cover image World Tree

World Tree

David Wojahn, Univ. of Pittsburgh, $14.95 trade paper (144p) ISBN 978-0-8229-614

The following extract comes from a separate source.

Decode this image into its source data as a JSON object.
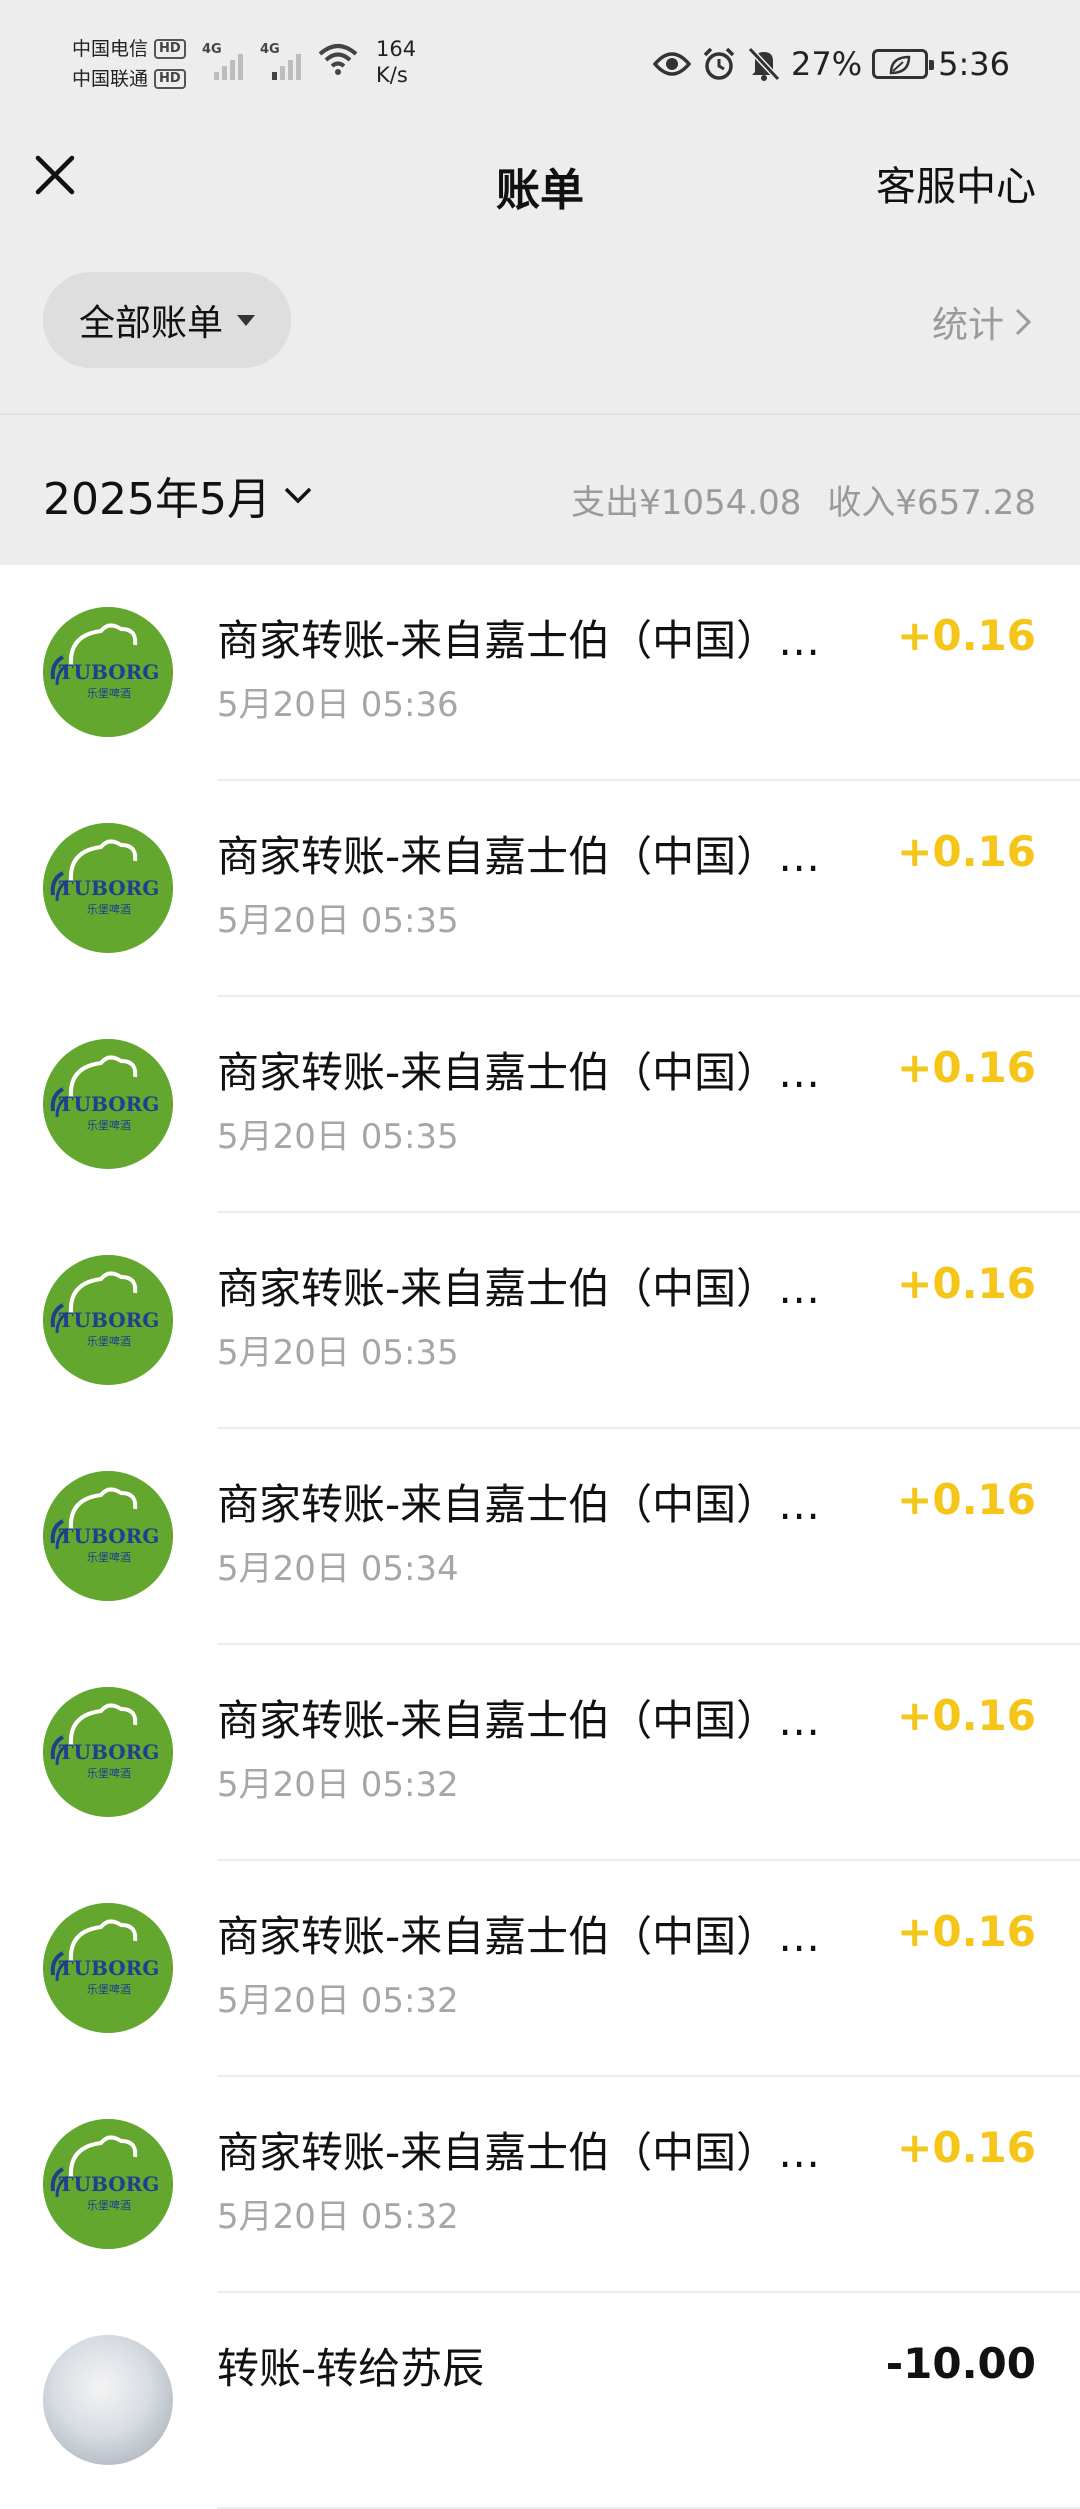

Oscillating between epistles, nocturnes, homage, "web prayers," and ekphrastics, Wojahn demonstrates his formal mettle across a range of subjects as diverse as the poems they inhabit. Joe Strummer, Eadweard Muybridge, and Czeslaw Milosz (among others) all make appearances, as Wojahn charts a sweep of history that touches upon each "famished ghost" it can. In the "Apotheosis of Charlie Feathers," Wojahn writes of the father of rockabilly, "Reading neither music nor the alphabet, /he ascends. Cheated by fate, /Sun Records & Elvis Presley /...Charlie Feathers is tuning up." The book's third section, "Ochre"—composed of images of neolithic art and anonymous photographs, each of which is accompanied by a poem—exchanges a little of Wojahn's signature heat for poems that describe rather than render their images. Like a decathlete in his prime, what is staggering is the ease with which Wojahn can change rhythms and registers (elsewhere he creates an acrostic out of Scrabble tiles and employs the mixtape as a form). Yet for all his spinning plates, Wojahn's politics are never absent, as when he places the NRA president in Dante's seventh circle of hell, where "forever the seething blood would scorch & fill your lungs." (Feb.)